“Christ is become of no effect unto you, whosoever of you are justified by the law; ye are fallen from grace” (Galatians 5:4).
I have traveled around the world sharing the gospel for almost 40 years. I have visited hundreds of churches in that time. Often, when I ask the pastors about certain people I got to know in their congregations from previous visits, inevitably, the pastors will say, “Oh, that brother has fallen.” I would then be told about the sin he has surrendered to and no longer attends that church.
Whenever we confuse people’s struggle with sin as their “falling from grace,” we do them and God’s grace a disservice. The truth is sin isn’t what causes a believer to fall from grace. Paul told the Galatians it was their replacement of their faith in Jesus with law-keeping that caused them to fall from grace.
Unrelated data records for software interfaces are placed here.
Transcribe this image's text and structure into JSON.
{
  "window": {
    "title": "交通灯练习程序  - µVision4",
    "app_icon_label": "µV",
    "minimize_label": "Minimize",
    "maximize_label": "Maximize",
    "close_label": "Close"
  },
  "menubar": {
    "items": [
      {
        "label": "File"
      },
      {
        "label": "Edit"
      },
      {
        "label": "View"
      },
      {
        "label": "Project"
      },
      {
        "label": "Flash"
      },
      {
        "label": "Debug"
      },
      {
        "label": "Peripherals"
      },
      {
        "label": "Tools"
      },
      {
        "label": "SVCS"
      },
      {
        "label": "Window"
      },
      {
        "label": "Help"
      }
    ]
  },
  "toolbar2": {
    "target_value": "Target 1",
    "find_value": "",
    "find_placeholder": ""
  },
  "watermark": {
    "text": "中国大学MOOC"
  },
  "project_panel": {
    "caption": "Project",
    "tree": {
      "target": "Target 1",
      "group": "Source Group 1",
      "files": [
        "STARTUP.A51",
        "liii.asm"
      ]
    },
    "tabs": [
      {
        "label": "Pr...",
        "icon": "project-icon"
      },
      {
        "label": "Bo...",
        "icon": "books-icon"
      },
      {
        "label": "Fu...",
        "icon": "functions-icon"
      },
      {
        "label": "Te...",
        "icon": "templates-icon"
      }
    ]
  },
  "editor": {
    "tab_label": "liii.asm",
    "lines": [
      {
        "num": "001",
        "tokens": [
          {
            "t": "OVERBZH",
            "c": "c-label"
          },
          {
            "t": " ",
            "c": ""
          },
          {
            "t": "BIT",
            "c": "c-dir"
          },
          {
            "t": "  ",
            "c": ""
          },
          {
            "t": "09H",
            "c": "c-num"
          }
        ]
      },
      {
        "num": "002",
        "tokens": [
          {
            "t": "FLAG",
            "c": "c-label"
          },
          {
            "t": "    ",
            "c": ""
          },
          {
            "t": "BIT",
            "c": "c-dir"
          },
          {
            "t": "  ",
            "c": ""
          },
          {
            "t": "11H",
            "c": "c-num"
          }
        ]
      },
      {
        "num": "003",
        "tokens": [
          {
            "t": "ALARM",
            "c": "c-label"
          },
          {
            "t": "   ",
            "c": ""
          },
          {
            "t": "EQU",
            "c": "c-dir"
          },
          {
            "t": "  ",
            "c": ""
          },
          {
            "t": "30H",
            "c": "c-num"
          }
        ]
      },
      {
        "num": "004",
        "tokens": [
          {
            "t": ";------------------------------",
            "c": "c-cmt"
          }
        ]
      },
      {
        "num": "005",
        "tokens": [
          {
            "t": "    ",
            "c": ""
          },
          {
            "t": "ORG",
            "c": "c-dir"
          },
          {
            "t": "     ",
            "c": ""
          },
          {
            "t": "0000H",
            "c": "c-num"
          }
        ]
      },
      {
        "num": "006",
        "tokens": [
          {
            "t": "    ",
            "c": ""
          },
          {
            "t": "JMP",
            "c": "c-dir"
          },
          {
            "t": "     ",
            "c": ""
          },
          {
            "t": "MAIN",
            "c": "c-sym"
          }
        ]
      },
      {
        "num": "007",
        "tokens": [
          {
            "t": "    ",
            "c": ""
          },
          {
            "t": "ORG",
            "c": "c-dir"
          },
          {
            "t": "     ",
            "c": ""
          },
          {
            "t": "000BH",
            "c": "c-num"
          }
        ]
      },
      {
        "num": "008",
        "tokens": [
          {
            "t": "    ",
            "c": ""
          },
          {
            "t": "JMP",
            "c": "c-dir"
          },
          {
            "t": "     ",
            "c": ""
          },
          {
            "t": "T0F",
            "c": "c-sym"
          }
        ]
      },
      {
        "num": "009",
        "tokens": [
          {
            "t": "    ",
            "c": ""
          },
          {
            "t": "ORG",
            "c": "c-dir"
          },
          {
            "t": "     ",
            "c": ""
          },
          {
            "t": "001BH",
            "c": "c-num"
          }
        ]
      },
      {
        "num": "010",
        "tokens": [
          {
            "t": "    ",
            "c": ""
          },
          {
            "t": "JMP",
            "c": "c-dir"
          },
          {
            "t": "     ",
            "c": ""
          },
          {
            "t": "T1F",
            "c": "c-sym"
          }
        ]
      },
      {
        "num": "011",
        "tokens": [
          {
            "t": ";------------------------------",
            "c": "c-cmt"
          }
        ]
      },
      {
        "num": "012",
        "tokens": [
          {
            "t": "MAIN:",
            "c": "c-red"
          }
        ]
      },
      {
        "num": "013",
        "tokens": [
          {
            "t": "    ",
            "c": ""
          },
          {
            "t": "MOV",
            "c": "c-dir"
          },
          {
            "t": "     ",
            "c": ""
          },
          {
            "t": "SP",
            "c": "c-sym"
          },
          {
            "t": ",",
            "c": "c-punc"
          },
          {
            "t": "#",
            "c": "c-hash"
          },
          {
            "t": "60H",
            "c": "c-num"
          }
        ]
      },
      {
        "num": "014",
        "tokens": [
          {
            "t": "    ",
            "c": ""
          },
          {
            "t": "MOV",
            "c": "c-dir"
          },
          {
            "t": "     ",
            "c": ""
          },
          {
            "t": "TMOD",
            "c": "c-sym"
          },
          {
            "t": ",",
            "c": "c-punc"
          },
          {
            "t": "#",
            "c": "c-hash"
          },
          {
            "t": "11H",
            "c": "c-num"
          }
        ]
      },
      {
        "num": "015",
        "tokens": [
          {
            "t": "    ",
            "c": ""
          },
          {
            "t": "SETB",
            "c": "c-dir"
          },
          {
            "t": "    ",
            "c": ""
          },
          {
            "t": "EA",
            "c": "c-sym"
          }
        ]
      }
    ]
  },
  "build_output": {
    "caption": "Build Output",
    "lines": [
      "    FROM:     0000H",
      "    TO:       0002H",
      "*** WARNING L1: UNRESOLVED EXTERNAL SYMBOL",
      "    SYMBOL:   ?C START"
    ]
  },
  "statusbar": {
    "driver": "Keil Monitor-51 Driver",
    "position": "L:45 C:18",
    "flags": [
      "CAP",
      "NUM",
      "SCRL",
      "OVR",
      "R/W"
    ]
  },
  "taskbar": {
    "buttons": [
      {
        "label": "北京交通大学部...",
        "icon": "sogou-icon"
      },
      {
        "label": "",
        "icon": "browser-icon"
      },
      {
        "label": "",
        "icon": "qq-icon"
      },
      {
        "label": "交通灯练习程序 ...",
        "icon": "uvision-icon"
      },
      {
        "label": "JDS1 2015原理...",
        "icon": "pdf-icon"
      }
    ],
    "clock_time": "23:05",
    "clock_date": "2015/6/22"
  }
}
Falling from grace simply means you are no longer in faith to allow God’s power to work in your heart. When you trust in keeping the law and commandments, that is simply trusting in your flesh or your abilities. When you trust your flesh, you cease from trusting Jesus. As believers, we connect to God by faith in our hearts. When we trust in our performances aka law-keeping, etc., we disconnect from faith in our hearts to trusting in our own abilities aka flesh. This disconnect is deceptive for many because they think keeping the laws and commandments of God is pleasing to Him. But what really pleases God is faith, not works.
“But without faith it is impossible to please him: for he that cometh to God must believe that he is, and that he is a rewarder of them that diligently seek him” (Hebrews 11:6).
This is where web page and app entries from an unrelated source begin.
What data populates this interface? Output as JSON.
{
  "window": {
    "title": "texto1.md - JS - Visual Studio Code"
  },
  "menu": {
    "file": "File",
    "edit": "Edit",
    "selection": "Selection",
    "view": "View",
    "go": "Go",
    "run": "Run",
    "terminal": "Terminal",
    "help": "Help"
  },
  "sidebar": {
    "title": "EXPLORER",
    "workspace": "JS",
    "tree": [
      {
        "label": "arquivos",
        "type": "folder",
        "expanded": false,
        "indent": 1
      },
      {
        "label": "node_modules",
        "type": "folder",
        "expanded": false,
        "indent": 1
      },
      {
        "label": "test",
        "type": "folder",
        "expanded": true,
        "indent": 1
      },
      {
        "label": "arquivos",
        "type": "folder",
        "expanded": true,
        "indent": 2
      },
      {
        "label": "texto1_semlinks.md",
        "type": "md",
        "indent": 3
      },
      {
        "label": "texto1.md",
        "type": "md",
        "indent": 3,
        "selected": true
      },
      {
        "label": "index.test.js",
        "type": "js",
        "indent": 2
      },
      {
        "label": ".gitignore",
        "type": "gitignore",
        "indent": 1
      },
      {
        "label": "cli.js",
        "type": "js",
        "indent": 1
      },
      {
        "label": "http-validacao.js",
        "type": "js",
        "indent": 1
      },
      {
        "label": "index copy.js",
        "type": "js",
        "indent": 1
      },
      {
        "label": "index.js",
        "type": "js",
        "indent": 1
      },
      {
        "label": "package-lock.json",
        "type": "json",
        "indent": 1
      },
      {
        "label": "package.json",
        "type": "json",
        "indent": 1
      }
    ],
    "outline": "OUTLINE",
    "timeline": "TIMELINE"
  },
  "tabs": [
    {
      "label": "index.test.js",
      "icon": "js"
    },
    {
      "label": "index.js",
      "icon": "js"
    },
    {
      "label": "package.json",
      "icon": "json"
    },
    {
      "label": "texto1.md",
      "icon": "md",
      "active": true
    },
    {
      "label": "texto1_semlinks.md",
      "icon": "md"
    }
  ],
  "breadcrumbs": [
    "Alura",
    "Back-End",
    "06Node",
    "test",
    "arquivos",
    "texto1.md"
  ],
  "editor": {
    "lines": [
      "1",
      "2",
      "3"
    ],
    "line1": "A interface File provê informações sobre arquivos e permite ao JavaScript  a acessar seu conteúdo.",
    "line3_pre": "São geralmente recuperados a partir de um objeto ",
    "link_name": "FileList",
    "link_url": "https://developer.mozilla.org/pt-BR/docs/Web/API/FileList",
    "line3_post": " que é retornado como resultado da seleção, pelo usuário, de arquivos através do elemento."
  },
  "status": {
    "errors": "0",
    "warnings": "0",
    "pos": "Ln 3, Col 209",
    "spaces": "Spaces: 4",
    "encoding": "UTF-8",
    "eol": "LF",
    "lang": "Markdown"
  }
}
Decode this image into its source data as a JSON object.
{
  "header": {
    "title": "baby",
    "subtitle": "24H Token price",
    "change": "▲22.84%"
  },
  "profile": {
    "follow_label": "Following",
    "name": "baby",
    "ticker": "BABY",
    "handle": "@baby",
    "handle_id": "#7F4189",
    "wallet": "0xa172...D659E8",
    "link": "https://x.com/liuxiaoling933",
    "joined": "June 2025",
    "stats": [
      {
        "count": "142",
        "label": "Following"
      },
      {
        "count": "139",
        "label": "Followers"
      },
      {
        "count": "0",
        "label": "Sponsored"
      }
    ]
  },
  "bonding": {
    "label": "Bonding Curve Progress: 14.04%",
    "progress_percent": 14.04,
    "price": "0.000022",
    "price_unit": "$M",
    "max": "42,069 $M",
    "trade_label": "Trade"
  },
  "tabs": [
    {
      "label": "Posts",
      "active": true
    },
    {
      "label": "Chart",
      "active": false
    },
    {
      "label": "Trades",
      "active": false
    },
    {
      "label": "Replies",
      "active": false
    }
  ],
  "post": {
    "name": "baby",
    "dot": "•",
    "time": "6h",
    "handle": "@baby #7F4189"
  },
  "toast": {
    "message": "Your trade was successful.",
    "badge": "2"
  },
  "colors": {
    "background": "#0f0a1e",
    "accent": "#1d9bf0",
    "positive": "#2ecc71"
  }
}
It always saddens me to hear about a believer struggling with sin and unable to walk in victory over it. But when churches cannot distinguish what “falling from grace” is, it is understandable to me why they are struggling with sin. They have fought it for so long without relief they just get tired and quit. It is similar to a person fighting a life-threatening disease. After so many battles, ups and downs, and disappointments, they just give up because they have lost hope.
The beauty of the gospel when understood correctly is that it brings encouragement and hope to our hearts. Therefore, we don’t give up. Sure, believers mess up and sometimes make very bad decisions in their lives that bring on terrific consequences. However, none of that changes the fact God loves you, hasn’t forsaken you, and deeply desires to connect with your heart. That way, He can manifest His power to help you overcome your situation, no matter how bad or dire it appears.
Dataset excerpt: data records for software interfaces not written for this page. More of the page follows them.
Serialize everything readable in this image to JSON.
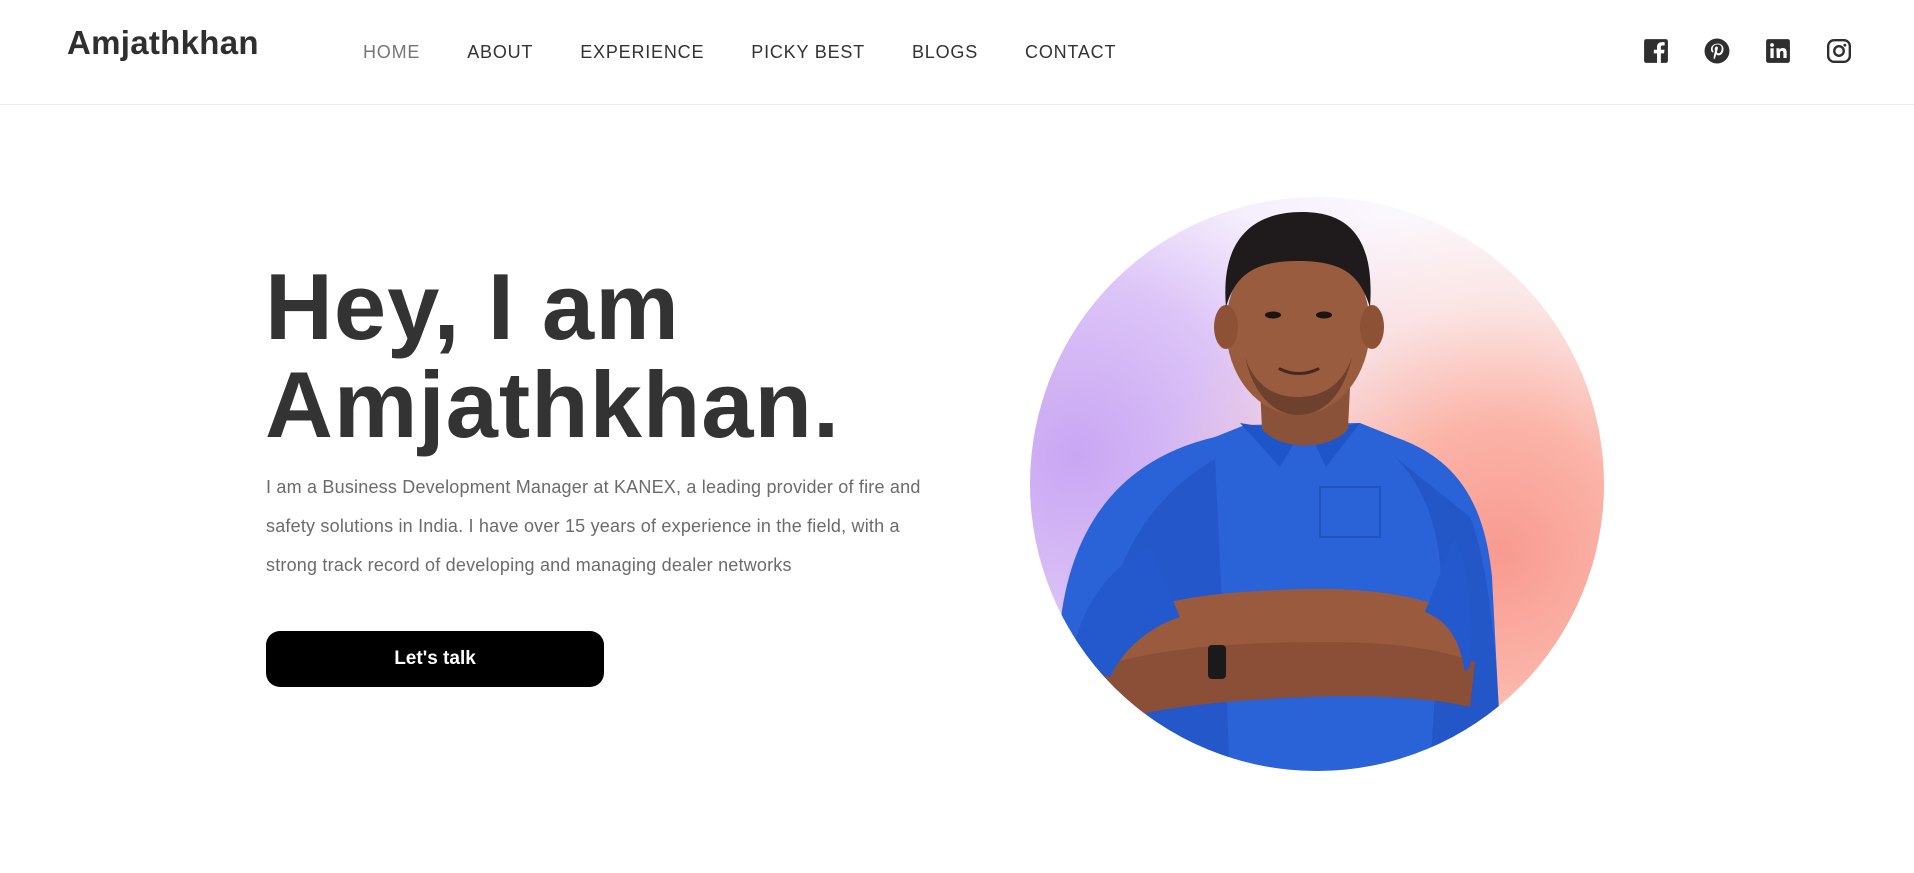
{
  "header": {
    "logo": "Amjathkhan",
    "nav": [
      {
        "label": "HOME",
        "active": true
      },
      {
        "label": "ABOUT",
        "active": false
      },
      {
        "label": "EXPERIENCE",
        "active": false
      },
      {
        "label": "PICKY BEST",
        "active": false
      },
      {
        "label": "BLOGS",
        "active": false
      },
      {
        "label": "CONTACT",
        "active": false
      }
    ],
    "social": [
      {
        "icon": "facebook-icon"
      },
      {
        "icon": "pinterest-icon"
      },
      {
        "icon": "linkedin-icon"
      },
      {
        "icon": "instagram-icon"
      }
    ]
  },
  "hero": {
    "title_line1": "Hey, I am",
    "title_line2": "Amjathkhan.",
    "description": "I am a Business Development Manager at KANEX, a leading provider of fire and safety solutions in India. I have over 15 years of experience in the field, with a strong track record of developing and managing dealer networks",
    "cta_label": "Let's talk",
    "portrait": "profile-photo"
  },
  "colors": {
    "text_dark": "#333333",
    "text_muted": "#6b6b6b",
    "button_bg": "#000000",
    "button_text": "#ffffff",
    "accent_purple": "#c9a6f3",
    "accent_coral": "#f89a90",
    "shirt_blue": "#2a62d8"
  }
}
When we see a person’s struggle with sin as “falling from grace,” we need to know that isn’t what falling from grace is. Jumping out of a plane can kill you. But if you know you have a parachute on, it can save you from certain death and give you a soft landing. Grace is like that parachute; it is there to prevent death and destruction, but you must trust it for it to work. If you ignore or don’t trust the parachute, and you try to navigate a safe landing in your own ability, you will fail, and death will be the end result.
The truth is God’s grace doesn’t leave us, but we can leave God’s grace when we stop trusting in Jesus and trust in our performances to make us acceptable to God and worthy of His blessings.
We only fall from grace when we lose our focus on Jesus and forget all His goodness to us..
“My little children, these things write I unto you, that ye sin not. And if any man sin, we have an advocate with the Father, Jesus Christ the righteous: And he is the propitiation for our sins: and not for ours only, but also for the sins of the whole world” (1 John 4:1-2).